For Immediate Release | November 5, 2019
SEC’s Proposed Rule Changes Muzzle Shareholders
and Shield CEOs From Accountability
SEATTLE – The U.S. Securities and Exchange Commission voted today to consider sweeping changes to the regulations governing the shareholder proposal process which negatively impact small investors as well as proxy advisory services. The proposed changes to Rule 14a-8 include substantially more strict and complicated thresholds for filing, significantly higher resubmission requirements, serious free speech infringements on independent third-party proxy advisory services, and onerous restrictions on an investor’s essential agency right to seek assistance.
“The shareholder proposal rule is the bedrock of effective corporate engagement in the United States,” said Bruce Herbert, chief executive of Investor Voice. “For over 70 years, the shareholder engagement process has been a vital tool for stockowners to propose good ideas involving sustainability, profitability, and governance; to hold CEOs accountable for mismanagement; and to mitigate risk by addressing issues like climate change and human rights.”
“These proposed changes were not asked for by investors,” Herbert continued, “they are the result of a concerted influence campaign backed by large industry associations. Key players were the Business Roundtable, National Association of Manufacturers, and the U.S. Chamber of Commerce – each of whom believes that responding to small investors creates an undue burden on the corporation.”
The proposed changes, Herbert said, are a solution in search of a problem. Trump appointees to the SEC, including Chair Jay Clayton and Commissioner Elad Roisman, argue that change is needed to ‘modernize’ the shareholder engagement process, asserting that the rules have not been “revised” in decades.
“However,” Herbert observed, “that argument is highly misleading because ‘revision’ is very different from ‘review’ – the fact is that the shareholder engagement rule has been reviewed many times over the decades and always found to be fresh and beneficial as it stood. Focusing on ‘revisions’ while ignoring ‘reviews’, as Clayton and Roisman purposefully do, is like asserting that someone who goes in for annual check-ups has received no medical attention whatsoever unless and until they undergo surgery.”
The two Democrats on the commission, Allison Lee and Robert Jackson, blasted the proposed changes as a power-grab by corporate CEOs. “The bottom line is that today’s proposals would shift power away from shareholders and towards management,” said Commissioner Lee.
Commissioner Jackson, meanwhile, argued that, while some minor reforms may be needed, today’s proposals “amount to swatting a gadfly with a sledgehammer.”
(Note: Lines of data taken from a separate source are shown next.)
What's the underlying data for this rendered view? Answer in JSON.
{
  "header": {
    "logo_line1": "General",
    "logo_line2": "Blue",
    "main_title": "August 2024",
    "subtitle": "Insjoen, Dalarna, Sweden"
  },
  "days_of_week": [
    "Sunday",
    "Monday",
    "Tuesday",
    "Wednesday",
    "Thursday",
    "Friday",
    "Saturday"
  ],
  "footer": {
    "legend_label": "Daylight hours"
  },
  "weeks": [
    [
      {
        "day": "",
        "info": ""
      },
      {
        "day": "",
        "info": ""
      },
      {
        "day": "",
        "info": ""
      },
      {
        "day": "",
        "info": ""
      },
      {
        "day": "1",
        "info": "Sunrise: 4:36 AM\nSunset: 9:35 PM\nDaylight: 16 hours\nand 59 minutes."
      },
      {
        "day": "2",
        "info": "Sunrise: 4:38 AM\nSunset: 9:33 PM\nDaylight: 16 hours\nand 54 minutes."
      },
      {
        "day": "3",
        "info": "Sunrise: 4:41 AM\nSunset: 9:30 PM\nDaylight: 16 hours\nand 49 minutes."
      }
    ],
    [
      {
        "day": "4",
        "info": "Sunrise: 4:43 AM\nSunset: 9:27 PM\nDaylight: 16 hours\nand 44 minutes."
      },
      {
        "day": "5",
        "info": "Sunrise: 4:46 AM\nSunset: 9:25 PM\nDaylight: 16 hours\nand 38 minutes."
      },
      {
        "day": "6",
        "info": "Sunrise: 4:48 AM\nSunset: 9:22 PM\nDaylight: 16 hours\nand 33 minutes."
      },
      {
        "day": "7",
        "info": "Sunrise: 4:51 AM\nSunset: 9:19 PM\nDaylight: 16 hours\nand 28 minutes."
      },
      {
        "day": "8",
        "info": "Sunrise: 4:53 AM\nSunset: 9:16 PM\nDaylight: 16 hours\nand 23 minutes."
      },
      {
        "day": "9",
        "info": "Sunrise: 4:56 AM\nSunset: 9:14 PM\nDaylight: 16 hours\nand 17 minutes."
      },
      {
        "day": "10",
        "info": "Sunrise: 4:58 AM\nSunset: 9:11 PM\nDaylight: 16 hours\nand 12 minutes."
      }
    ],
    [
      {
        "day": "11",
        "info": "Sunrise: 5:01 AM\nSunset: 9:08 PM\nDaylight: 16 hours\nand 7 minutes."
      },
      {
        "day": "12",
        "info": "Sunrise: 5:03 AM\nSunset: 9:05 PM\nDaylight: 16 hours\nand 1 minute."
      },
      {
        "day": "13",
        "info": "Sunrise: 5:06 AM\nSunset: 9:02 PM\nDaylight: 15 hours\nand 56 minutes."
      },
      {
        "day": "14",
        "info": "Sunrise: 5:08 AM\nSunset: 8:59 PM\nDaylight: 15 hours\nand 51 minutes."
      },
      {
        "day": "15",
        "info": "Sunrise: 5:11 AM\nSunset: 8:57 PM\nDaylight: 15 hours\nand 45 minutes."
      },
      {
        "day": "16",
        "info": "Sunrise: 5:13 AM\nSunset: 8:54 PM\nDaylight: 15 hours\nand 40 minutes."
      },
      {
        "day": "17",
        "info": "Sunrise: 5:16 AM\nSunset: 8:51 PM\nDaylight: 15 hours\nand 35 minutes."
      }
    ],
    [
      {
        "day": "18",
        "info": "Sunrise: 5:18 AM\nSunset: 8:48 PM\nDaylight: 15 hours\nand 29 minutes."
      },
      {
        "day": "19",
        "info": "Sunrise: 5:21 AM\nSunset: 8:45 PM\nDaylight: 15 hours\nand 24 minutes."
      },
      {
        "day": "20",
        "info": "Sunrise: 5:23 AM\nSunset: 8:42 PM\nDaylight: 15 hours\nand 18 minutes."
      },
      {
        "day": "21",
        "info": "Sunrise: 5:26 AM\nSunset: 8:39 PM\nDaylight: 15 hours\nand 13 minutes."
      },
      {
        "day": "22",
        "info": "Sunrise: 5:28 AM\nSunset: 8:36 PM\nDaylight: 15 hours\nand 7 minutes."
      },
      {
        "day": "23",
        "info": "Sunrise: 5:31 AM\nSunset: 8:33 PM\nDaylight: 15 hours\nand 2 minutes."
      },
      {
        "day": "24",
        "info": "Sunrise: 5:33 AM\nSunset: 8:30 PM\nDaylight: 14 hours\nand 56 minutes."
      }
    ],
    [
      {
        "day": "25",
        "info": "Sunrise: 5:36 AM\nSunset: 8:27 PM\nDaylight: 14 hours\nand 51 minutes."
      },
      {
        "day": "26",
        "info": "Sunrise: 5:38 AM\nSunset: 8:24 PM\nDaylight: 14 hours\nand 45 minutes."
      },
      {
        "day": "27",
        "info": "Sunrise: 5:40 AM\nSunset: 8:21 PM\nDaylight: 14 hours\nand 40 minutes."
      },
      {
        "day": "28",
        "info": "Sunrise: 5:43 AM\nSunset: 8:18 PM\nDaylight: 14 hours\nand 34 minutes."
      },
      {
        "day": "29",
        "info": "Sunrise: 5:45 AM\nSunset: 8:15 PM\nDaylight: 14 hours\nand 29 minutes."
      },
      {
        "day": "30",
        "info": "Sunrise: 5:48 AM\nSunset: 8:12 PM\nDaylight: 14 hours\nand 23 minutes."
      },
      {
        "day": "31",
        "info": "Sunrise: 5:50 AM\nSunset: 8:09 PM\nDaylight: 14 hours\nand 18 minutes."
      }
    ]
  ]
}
The Commission passed the motion to consider the proposed changes on a party-line vote of 3-2. The public will have only 60 days to submit comments to the SEC once the proposals are published in the Federal Register.